Because the FIRE community save so heavily, they spend far less on essential needs and discretionary spending. If you’re not willing to be frugal and adopt an extreme minimalist approach, then FIRE may not be for you. 

As mentioned above, the ability to retire early requires generating significant passive income. Most of the FIRE community chooses to invest in low-cost passive investments such as index funds. Other popular investments include property to generate rental income.

It should be noted that achieving financial independence does not necessarily mean packing your bags, moving to Thailand and sitting on a beach for the remaining 50 years of your life. Achieving financial freedom means having the ability to choose how and when you work. Whilst ‘retired’, you could scale back your hours, pursue a job in something lower-paid but more enjoyable, or station yourself on a beach in Thailand. The choice is yours!

A monkey sitting on the beach
Photo from Pixabay

Calculating Your FIRE Number

The sum needed to be financially independent (i.e. your FIRE number) is estimated to be 25 times your annual expenditure. 

For example, if you spend $25,000 annually, your FIRE number would be $625,000 ($25,000 X 25). Therefore, lower expenditure means a lower FIRE number, hence why minimalism and frugality are key components of the FIRE movement.

Why Multiply Annual Expenditure by 25?

Multiplying by 25 is based on "The 4% Rule", which many consider a safe withdrawal rate for retirement. Withdrawing 4% annually is the inverse of multiplying by 25. However, we should approach this method with caution. The 4% rule derives from historical investment returns plus is based on a 30-year retirement period. Those planning to be retired for longer than thirty years should arguably aim to have more than 25 times their annual expenditure. That said, it's quite a handy rule of thumb!

Variations of FIRE Movement

There are numerous variations of the FIRE movement, depending on an individual’s retirement goals. We’ll focus on the three main approaches:


Retiring without altering your current standard of living prior to starting the FIRE journey.

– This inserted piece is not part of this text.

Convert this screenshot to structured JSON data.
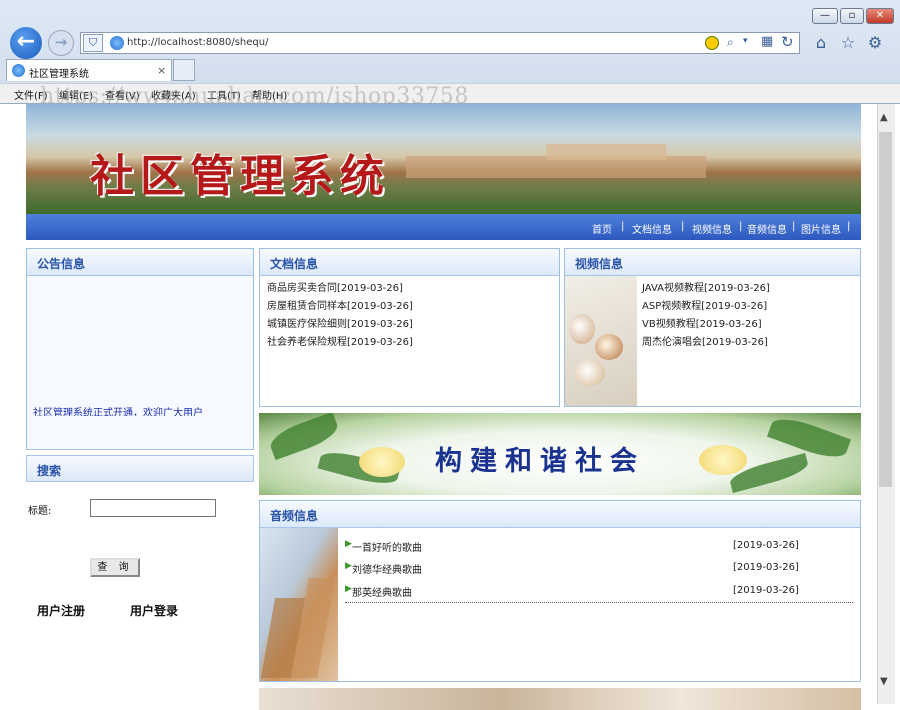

Achieving this will require aggressive saving and investment strategies.


The opposite of fat FIRE. Here, your retirement funds are not as great, meaning that you have to live a minimalist life before and during retirement.

Barista FIRE

This variation is the middle ground between the two styles mentioned above. It means being retired but not having enough funds to cover expenses, so continuing to work part-time. One of the perks of doing this method is keeping benefits from employment, such as social connections, mental stimuli, and health insurance in some countries. 



  1. Header photo by Unsplash
Content is intended to be used and must be used for informational purposes only and should not be relied upon as financial or other professional advice.